* _Supplied records_

_ _ _ _ _ _ _

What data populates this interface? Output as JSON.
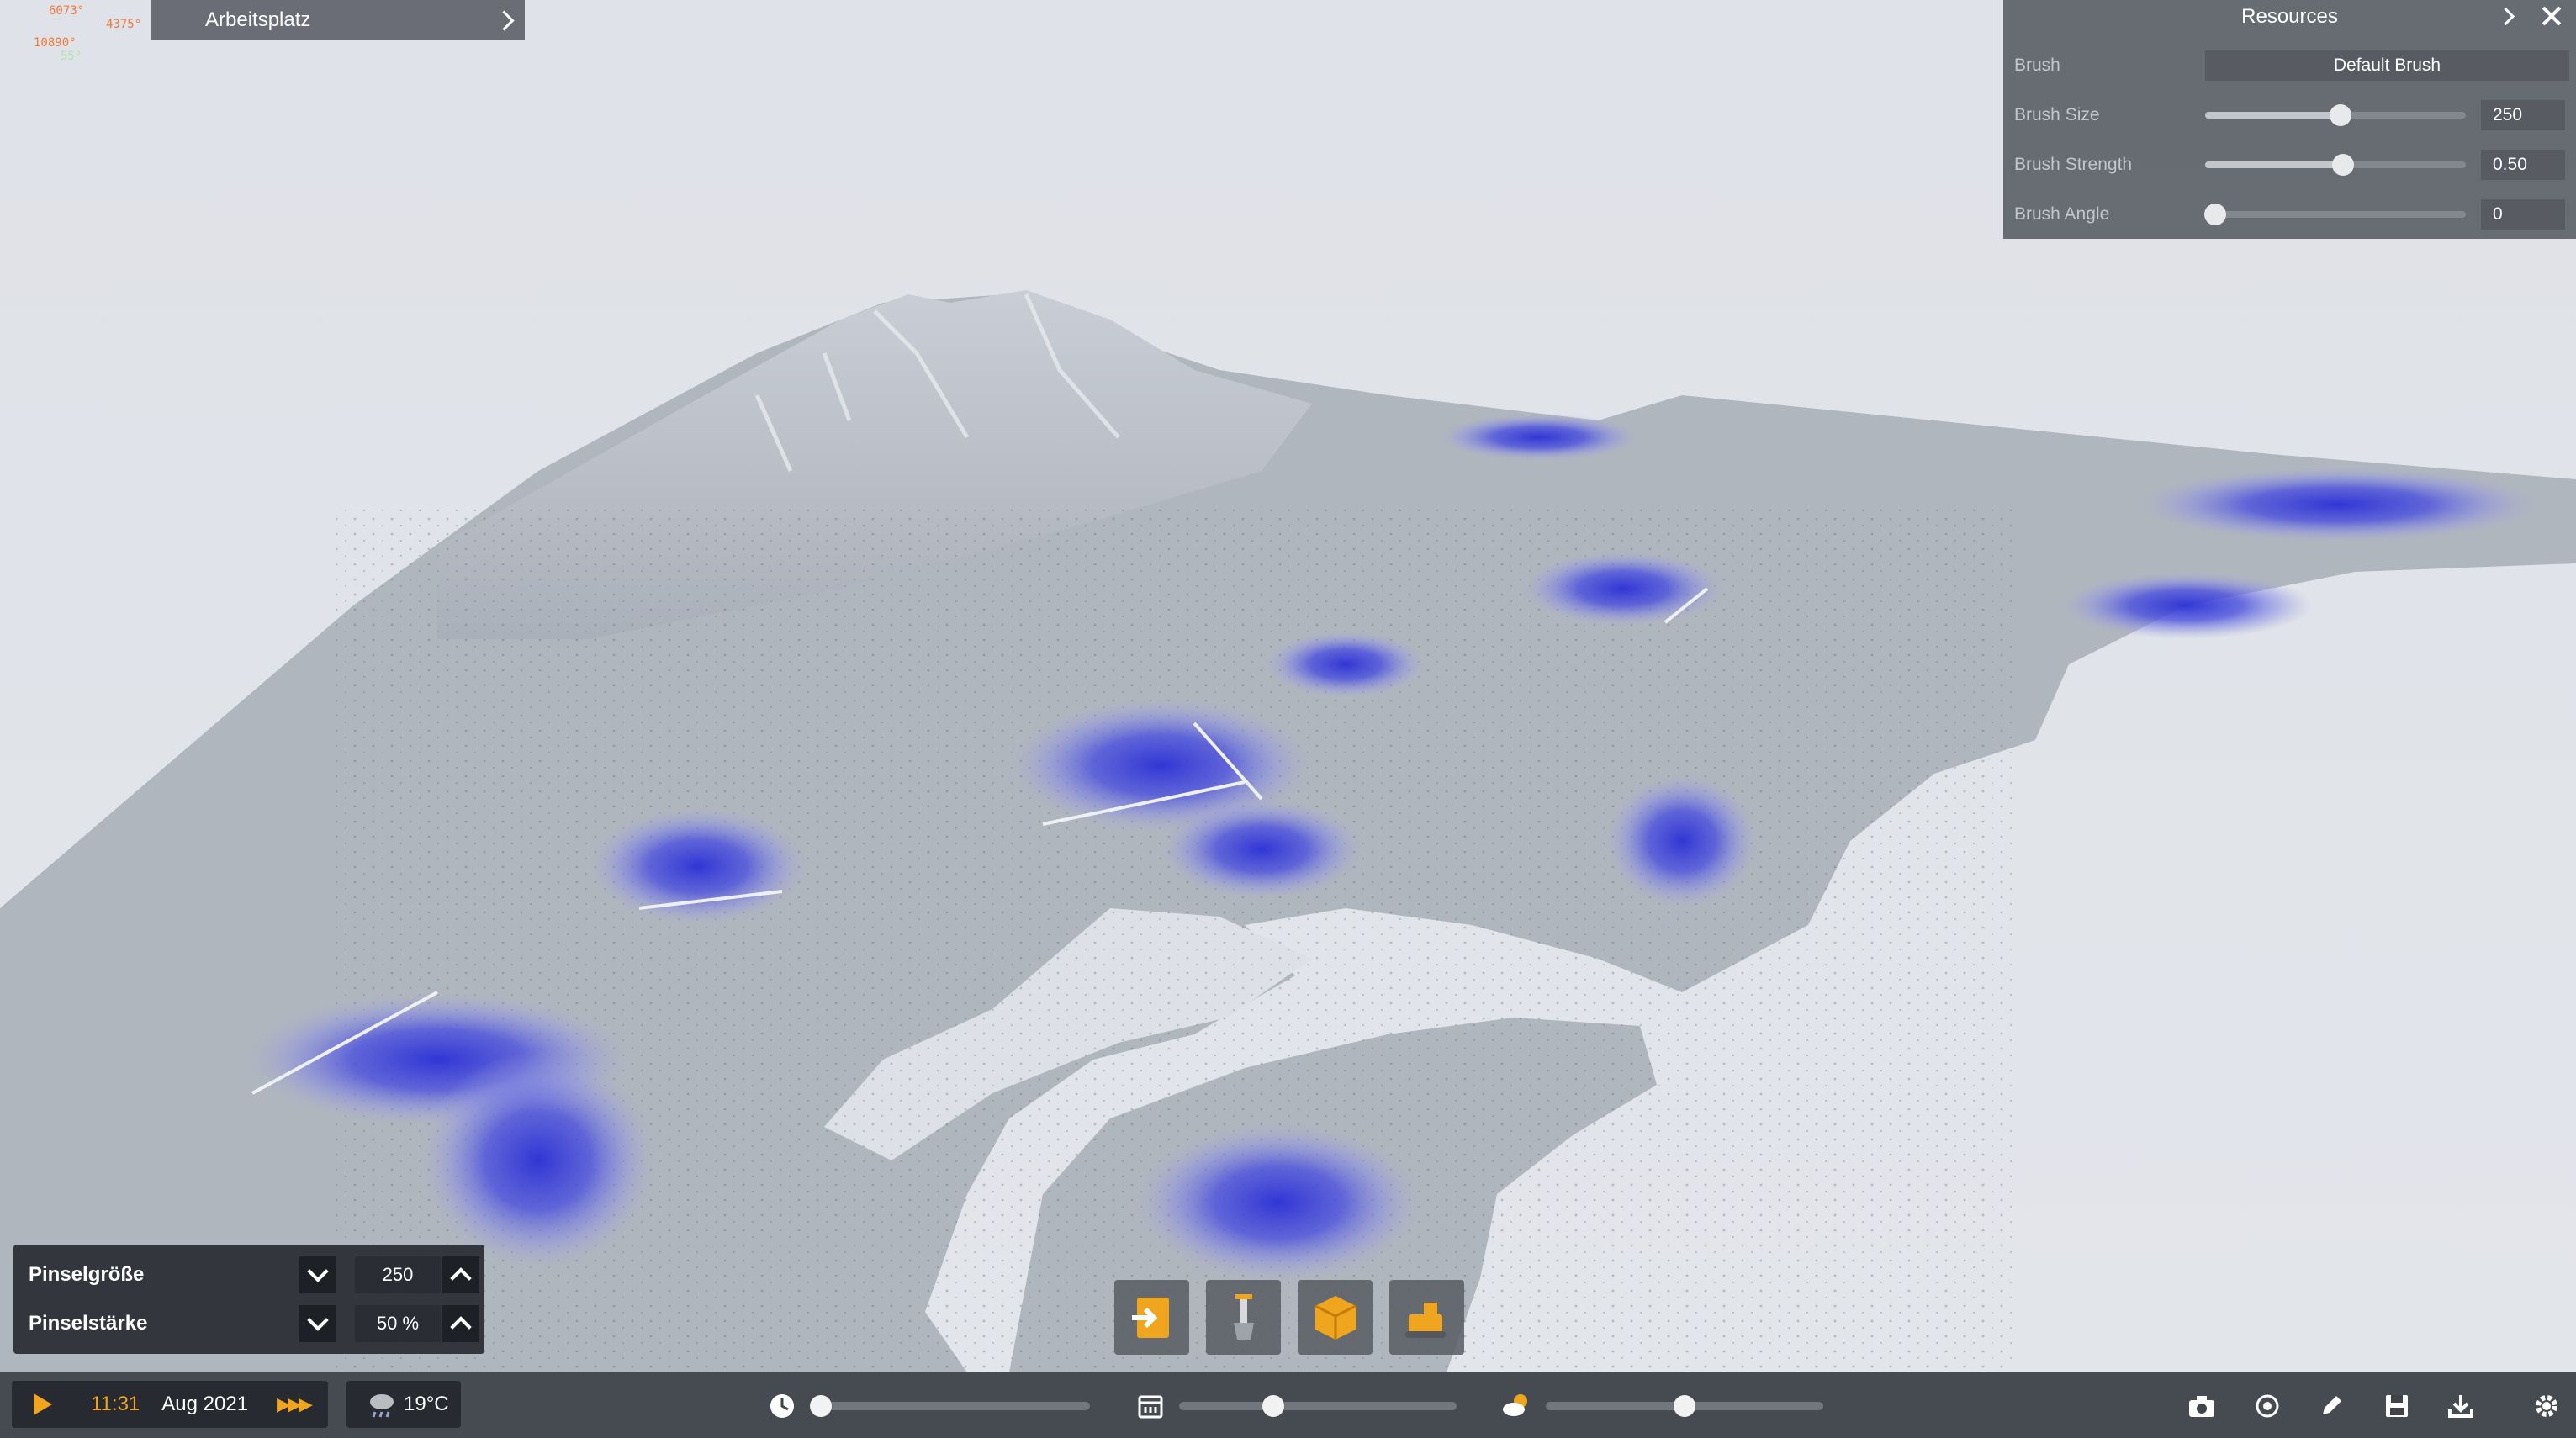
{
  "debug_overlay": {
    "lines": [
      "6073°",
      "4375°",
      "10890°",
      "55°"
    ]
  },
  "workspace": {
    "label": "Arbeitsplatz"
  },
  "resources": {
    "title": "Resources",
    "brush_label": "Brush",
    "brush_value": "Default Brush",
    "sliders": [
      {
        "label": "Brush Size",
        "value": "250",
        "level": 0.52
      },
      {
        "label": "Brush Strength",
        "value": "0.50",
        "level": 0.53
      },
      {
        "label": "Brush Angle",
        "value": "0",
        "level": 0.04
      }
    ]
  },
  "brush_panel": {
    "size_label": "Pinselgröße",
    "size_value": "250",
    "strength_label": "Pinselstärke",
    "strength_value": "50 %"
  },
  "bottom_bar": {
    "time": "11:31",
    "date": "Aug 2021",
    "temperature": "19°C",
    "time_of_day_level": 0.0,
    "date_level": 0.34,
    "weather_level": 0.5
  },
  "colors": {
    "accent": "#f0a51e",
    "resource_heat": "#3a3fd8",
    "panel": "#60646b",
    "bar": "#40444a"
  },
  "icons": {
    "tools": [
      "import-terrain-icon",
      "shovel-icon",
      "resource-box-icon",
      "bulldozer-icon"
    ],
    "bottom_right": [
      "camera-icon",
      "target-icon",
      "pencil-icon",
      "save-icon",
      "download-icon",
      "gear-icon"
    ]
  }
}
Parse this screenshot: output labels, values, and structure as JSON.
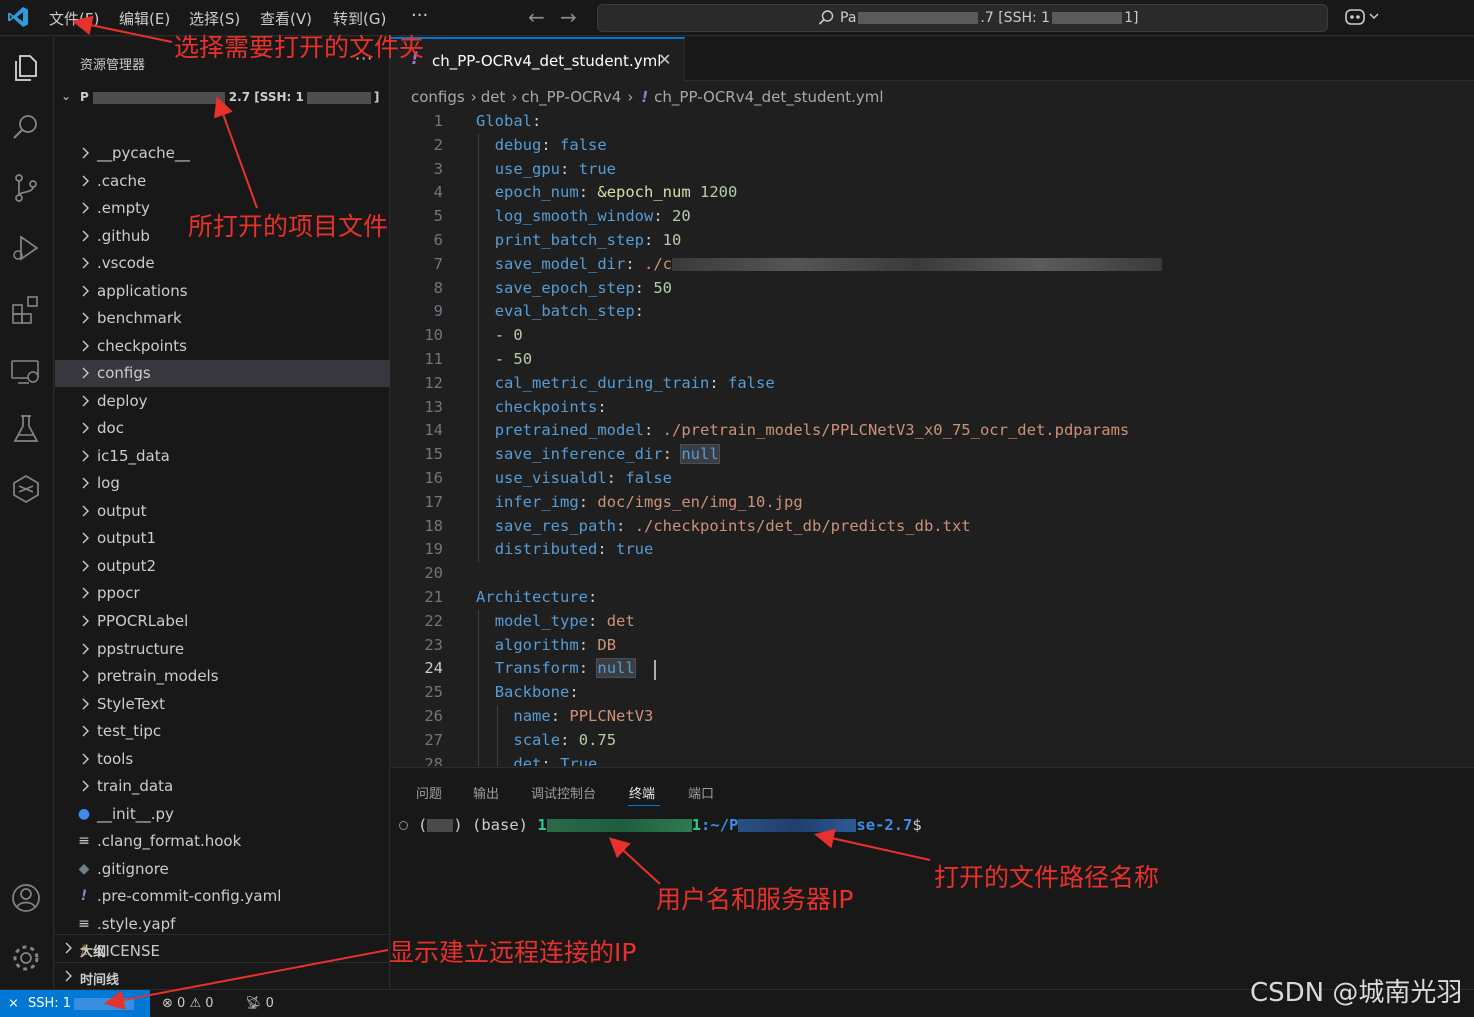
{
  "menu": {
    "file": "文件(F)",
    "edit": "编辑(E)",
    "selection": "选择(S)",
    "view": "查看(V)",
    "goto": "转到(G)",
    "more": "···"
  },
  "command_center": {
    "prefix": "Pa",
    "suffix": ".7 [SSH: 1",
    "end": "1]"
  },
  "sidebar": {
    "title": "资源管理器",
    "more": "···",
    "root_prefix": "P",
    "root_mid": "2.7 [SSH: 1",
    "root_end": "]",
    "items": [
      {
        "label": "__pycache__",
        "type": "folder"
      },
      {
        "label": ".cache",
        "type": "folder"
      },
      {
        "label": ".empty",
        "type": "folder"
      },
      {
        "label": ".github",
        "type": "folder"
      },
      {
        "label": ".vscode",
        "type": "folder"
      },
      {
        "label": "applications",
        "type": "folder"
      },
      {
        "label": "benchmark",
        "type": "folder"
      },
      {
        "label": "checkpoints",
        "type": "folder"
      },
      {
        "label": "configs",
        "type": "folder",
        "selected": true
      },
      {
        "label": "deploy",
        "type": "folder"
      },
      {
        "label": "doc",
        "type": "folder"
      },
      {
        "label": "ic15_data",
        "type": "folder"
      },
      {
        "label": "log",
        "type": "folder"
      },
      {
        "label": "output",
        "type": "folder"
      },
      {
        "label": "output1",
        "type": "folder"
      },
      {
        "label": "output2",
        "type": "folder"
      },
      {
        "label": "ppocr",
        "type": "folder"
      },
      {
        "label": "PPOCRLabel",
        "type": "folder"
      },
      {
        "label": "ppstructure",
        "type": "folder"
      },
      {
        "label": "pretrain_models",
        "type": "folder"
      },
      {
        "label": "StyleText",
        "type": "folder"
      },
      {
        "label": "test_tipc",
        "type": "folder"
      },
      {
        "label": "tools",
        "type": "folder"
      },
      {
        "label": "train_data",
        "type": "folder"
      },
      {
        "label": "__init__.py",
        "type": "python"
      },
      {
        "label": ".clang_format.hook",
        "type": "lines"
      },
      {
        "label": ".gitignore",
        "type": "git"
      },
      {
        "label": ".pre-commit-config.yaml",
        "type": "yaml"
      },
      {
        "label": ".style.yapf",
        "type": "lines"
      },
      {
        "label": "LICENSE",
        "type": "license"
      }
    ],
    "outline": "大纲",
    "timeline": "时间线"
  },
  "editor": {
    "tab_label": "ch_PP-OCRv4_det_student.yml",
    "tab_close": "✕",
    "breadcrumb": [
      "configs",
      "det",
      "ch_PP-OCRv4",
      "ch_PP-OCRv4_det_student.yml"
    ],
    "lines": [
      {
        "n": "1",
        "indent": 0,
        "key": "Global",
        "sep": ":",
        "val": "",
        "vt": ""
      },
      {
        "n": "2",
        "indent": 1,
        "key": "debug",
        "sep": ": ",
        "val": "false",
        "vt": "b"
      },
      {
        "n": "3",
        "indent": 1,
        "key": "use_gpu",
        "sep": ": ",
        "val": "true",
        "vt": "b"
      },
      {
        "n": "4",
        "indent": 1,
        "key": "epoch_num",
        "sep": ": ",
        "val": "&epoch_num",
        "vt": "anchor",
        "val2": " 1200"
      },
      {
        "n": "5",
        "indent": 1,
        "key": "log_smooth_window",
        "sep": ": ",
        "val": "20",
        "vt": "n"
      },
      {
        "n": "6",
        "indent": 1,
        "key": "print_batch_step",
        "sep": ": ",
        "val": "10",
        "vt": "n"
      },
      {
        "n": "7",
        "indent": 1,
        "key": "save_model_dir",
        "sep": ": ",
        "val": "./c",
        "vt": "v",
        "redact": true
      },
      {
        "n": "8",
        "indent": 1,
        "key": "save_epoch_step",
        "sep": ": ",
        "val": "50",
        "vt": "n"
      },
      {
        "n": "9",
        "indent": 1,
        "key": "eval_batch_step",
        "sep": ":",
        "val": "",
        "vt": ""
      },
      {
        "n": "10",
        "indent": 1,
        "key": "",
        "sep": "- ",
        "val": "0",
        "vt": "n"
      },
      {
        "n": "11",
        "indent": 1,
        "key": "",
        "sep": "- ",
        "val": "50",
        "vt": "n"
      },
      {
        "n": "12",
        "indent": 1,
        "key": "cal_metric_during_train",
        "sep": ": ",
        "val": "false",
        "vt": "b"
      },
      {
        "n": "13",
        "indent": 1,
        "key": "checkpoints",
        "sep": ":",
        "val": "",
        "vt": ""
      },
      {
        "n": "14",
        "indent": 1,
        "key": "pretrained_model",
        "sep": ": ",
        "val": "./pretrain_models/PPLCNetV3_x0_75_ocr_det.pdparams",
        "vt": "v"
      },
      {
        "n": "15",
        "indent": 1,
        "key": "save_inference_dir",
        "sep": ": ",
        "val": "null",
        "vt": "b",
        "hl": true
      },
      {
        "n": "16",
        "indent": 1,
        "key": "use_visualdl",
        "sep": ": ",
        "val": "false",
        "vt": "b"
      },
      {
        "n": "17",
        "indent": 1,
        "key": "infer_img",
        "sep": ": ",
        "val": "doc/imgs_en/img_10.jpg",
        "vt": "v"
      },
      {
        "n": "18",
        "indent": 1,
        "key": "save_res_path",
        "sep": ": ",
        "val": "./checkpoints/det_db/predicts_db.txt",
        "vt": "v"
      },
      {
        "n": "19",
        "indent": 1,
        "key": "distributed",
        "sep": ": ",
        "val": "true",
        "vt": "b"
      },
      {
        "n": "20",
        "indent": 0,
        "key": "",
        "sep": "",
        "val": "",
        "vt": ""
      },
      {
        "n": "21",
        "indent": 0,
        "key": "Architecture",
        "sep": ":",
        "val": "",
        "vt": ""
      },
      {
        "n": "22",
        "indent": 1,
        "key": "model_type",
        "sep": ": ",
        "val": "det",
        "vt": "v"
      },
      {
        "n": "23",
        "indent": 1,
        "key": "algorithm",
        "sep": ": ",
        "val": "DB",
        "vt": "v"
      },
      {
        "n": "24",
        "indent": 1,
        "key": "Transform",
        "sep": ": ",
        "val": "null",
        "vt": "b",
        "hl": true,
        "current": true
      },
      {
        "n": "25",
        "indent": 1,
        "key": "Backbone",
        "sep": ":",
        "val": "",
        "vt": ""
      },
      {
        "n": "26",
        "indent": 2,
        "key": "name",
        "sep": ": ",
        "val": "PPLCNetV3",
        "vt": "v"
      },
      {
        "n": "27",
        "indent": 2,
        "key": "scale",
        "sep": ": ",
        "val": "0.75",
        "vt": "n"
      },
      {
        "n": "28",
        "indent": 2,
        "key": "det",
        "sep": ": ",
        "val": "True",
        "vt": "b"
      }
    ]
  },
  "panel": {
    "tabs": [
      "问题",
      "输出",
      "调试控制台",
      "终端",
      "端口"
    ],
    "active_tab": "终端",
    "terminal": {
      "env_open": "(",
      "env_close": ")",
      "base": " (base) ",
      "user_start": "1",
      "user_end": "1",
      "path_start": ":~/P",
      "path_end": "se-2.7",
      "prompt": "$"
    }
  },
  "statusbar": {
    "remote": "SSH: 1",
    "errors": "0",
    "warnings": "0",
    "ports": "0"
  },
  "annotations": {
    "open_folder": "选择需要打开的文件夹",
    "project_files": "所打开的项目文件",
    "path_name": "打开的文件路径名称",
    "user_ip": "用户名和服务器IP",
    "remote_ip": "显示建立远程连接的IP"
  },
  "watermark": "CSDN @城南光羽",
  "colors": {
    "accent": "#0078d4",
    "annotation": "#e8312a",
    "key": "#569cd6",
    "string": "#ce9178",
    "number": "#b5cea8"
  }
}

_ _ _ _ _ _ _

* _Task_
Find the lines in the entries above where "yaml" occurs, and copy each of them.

* _Task solution_
        "label": ".pre-commit-config.yaml",
        "type": "yaml"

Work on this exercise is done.